It is possible to understand the hopes that many good souls attached to the new US peace promises. Despair can lead people to cling to any straw. Still, if you go in the morning to demonstrate against the US slaughter of the Afghan people, it does not make much sense to hope in the evening that the butcher will spare the Palestinians.
Hope can be found only in struggle. The times have indeed changed since the beginning of the Palestinian Intifada. There is enormous opposition to the US acts throughout the world, including the Western world. And despite the constant bias of the Western media towards Israel, the opposition to Israel is growing as well.
There is lots of room for struggle. Make "Stop Israel!" a part of any "Stop the war" demonstration or leaflet. Apply all pressure you can on your local media to send correspondents to Israel and bring real coverage. Some European papers already do that, but the media in the US is far behind.
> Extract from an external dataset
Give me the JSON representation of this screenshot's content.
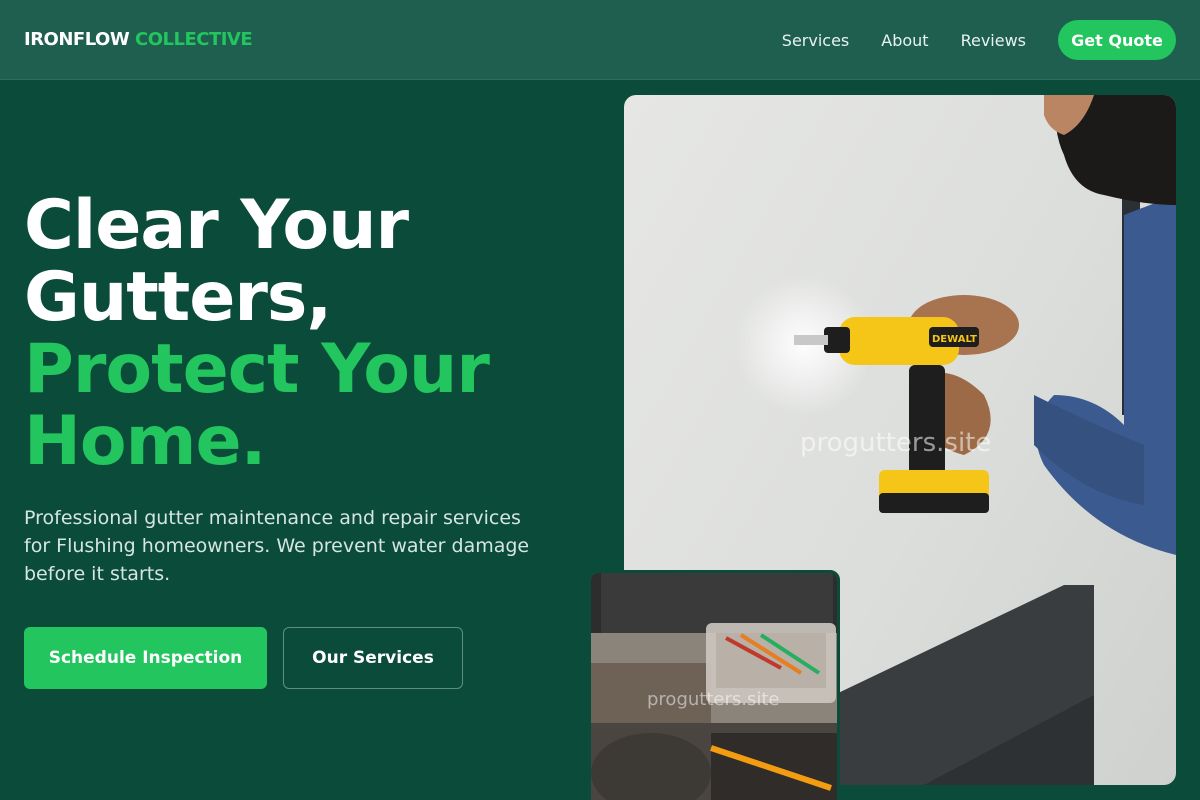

The presence of the press is not just a means to find out the truth, it can also help restrain the brutality of the Israeli army.
Israel still views itself as a democracy, so resistance is still possible. There is a small, but courageous, opposition – including people who stand daily in road blocks to monitor the brutality of soldiers, smuggle aid to the villages under siege, or even stay in the attacked areas to serve as human shields. There are many ways to help their struggle - from donations to actual presence and participation. Contacts can be found through Indymedia, Israel.
The most important is, of course, to form contacts and aid the Palestinian organizations. An exciting development in the last few months has been the international solidarity movement. Individuals from all over the world come to stay at the Palestinian areas, serve as human shields and join political struggle. It is still possible to do this, though it is getting more difficult and dangerous.
Finally, there is one simple thing that anybody can do: Boycott Israel -- join, for starts, the consumers boycott which has been going on for a while in various places in Europe. It is easy to do -- just don't buy "made in Israel" products. But it is also a useful means of political activity and education. In the days of the South Africa boycott, people used to sneak in to supermarkets and paste "South Africa" stickers on the relevant products. Leafletting outside supermarkets, explaining why we boycott Israel is a good way to get the information through.
Israel is not the US. It is a small country with hardly any economy, and with a self-image completely detached from reality. It can be stopped.
Tanya Reinhart is a Professor of Linguistics at Tel Aviv University and the University of Utrecht